HOME | NEWS | SPORTS | OPINION | THINGS TO DO | ARTS | HOME & FAMILY | SCHOOLS | BUSINESS | COMMUNITY | TOWN INFO |

Forum sheds light on extent of opioid epidemic
Litchfield.bz (06-30-17)


Federal Bureau of Investigation agent Charles Grady talks about the current opioid epidemic during a forum held Wednesday at the Litchfield Community Center by the Litchfield-Morris Rotary Club. BZ photos

The opioid epidemic that has seized Connecticut knows no boundaries when it comes to demographics, according to panelists who spoke during a forum held at the Litchfield Community Center by the Litchfield-Morris Rotary Club.
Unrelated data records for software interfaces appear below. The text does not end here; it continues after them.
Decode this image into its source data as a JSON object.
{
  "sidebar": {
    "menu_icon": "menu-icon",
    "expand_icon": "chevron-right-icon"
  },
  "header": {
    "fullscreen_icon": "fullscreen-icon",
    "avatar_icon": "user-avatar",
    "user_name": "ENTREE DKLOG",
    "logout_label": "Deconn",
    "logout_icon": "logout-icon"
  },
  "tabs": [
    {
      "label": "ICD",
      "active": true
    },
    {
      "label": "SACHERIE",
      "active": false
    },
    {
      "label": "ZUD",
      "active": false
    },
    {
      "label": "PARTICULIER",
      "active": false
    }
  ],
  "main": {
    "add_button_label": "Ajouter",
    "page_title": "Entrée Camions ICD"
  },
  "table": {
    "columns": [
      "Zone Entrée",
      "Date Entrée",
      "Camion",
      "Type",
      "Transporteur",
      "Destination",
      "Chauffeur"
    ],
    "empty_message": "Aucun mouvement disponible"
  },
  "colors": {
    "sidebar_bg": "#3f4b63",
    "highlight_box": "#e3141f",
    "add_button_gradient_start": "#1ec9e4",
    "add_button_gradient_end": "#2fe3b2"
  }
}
Speakers included Federal Bureau of Investigation agent Charles Grady, Litchfield Resident Trooper Jim Holm and retired state police detective John Pudlinski, now the training officer for Litchfield Volunteer Ambulance.

 
The Rotary Club held the forum as part of its community outreach program and designed it to help the public understand the extent of the abuse of heroin and painkillers like oxycodone and oxycontin by people of all ages in all places.
 
According to Grady, opioid abuse is everywhere, from the streets of Hartford and other cities to wealthy enclaves like Greenwich. It is claiming up to 1,000 lives a year in the state and is showing no signs of slowing down, he said.
 
Shown during the forum was the FBI’s new film on opioid addiction, “Chasing the Dragon.” The film was a graphic portrayal of the lives of several individuals fighting addiction to heroin and prescription painkillers such as oxycodone and oxycontin.
 
Holm, seeing the film for the first time, said it should be mandatory in all high schools. It has been shown at Litchfield High School and plans are underway to show it at Wamogo next year.
 
Pudlinsk, in his capacity with Litchfield Volunteer Ambulance, said opioid use, and in particular heroin use, is rampant locally.
 
“If you think it’s not in Litchfield, think twice,” Pudlinski said. “It’s everywhere and is being used by people of all ages, from teens to those in their 50s and older.”
   

FBI agent Grady introduces Maks Danilin, a recovering opioid addict who works as a substance abuse rehabilitation counselor. Below, retired state police detective John Pudlinski addresses the gathering. Looking on is Bob Kluge of the Litchfield-Morris Rotary Club.

 

Back to News